Keep pets out of your bedroom. Close the doors to bedrooms when you are not home to keep pets out. Cover vents with dense material like cheesecloth. Animal allergens are sticky. Wash and change your animal’s favorite furniture and toys often.
Replace wall-to-wall carpet with bare floors or a low-pile carpet. Bathing and brushing your pets often may reduce symptoms. But avoid grooming your pets if you have animal allergies. If you must groom them, wear a mask.
Long-haired pets can also bring pollen inside in high pollen seasons like spring and fall.
If you suspect you have a pet allergy, see a board-certified allergist for allergy testing.
Prevent pollen from getting inside by keeping windows and doors closed. Use air conditioning in warm weather to control dust mites and reduce humidity. Change filters often.
Avoid mold spores. Reduce moisture around the bathroom, kitchen and other areas where there is a lot of water. Here are some ways you can reduce mold:
- Don’t run your showers for a long time before bathing.
- Use dehumidifiers to reduce both mold and dust mites.
- Use humidity monitors.
- Limit yourself to a few house plants.
- Fix all leaks and other causes of damp areas.
- If you see mold on a surface, clean it immediately. Wear a mask and clean the surface each week to keep it from returning.
Control cockroaches. Do not leave food or garbage uncovered. Use poison baits, boric acid and traps instead of chemicals. Chemicals may irritate your sinuses and asthma.
Using CERTIFIED asthma & allergy friendly® products in your home can help you have a healthier indoor environment, as well as reduce allergens.
Learn more about the asthma & allergy friendly® Certification Program by visiting aafa.org/certified.
Medical Review: September 2015
1. Päivi M. Salo, et al. Exposure to multiple indoor allergens in US homes and relationship to asthma. JACI. Mar 2008. (Retrieved April 24 2017)
2. Improving Indoor Air Quality. (2016, October 14). Retrieved April 24, 2017, from https://www.epa.gov/indoor-air-quality-iaq/improving-indoor-air-quality (Retrieved April 24 2017)
3. Sporik, R. Exposure to House Dust Mite Allergen, NEJM. 1990, 323 (8), p.502. (Retrieved April 24 2017)
4. Middleton, E., Adkinson, N. F., Busse, W. W., Bochner, B. S., O’Hehir, R. E., Holgate, S. T., Lemanske, R. F. (2014). 28. In Middleton’s Allergy: Principles and Practice (8th ed.). W B Saunders Company. (Retrieved April 24 2017)

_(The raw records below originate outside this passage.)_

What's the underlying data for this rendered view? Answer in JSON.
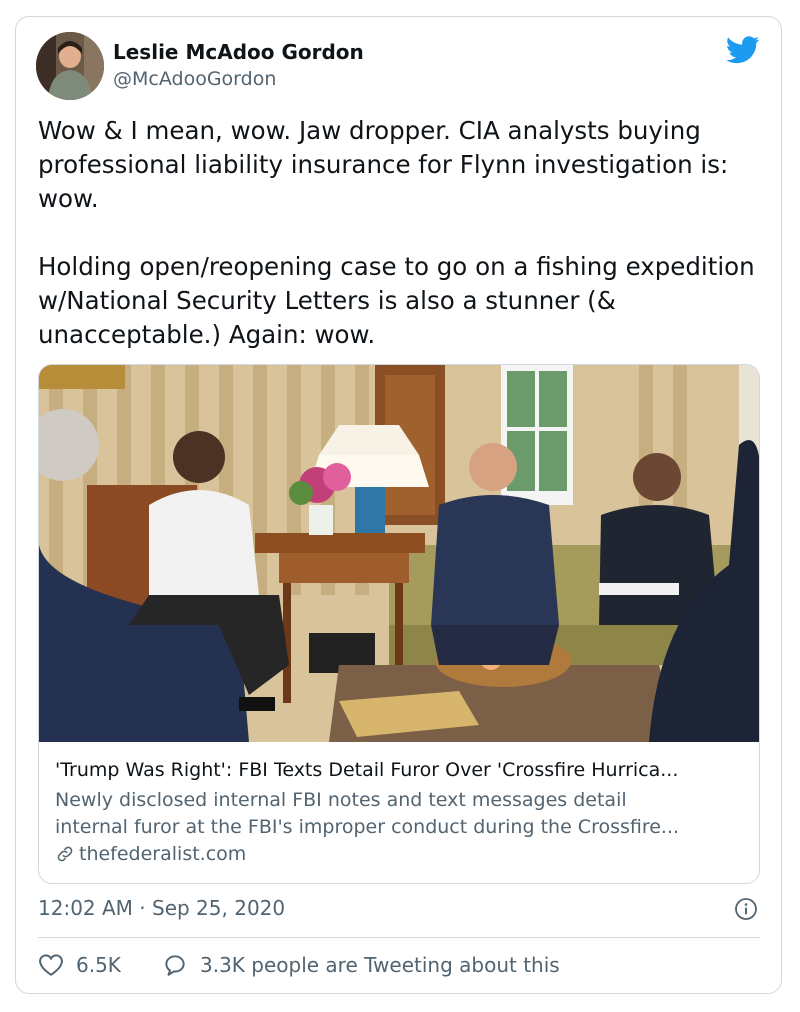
{
  "author": {
    "name": "Leslie McAdoo Gordon",
    "handle": "@McAdooGordon"
  },
  "tweet": {
    "text": "Wow & I mean, wow. Jaw dropper. CIA analysts buying professional liability insurance for Flynn investigation is: wow.\n\nHolding open/reopening case to go on a fishing expedition w/National Security Letters is also a stunner (& unacceptable.) Again: wow."
  },
  "link_card": {
    "title": "'Trump Was Right': FBI Texts Detail Furor Over 'Crossfire Hurrica...",
    "description_line1": "Newly disclosed internal FBI notes and text messages detail",
    "description_line2": "internal furor at the FBI's improper conduct during the Crossfire...",
    "domain": "thefederalist.com"
  },
  "meta": {
    "timestamp": "12:02 AM · Sep 25, 2020"
  },
  "actions": {
    "likes": "6.5K",
    "tweeting": "3.3K people are Tweeting about this"
  },
  "icons": {
    "brand": "twitter-bird-icon",
    "info": "info-icon",
    "link": "link-icon",
    "like": "heart-icon",
    "reply": "speech-bubble-icon"
  },
  "colors": {
    "brand_blue": "#1d9bf0",
    "secondary_text": "#536471",
    "border": "#cfd9de"
  }
}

5. Lockey, R. F., Bukantz, S. C., & Bousquet, J. (2004). Mite Allergens. In Allergens and Allergen Immunotherapy. New York: Marcel Dekker. (Retrieved April 24 2017)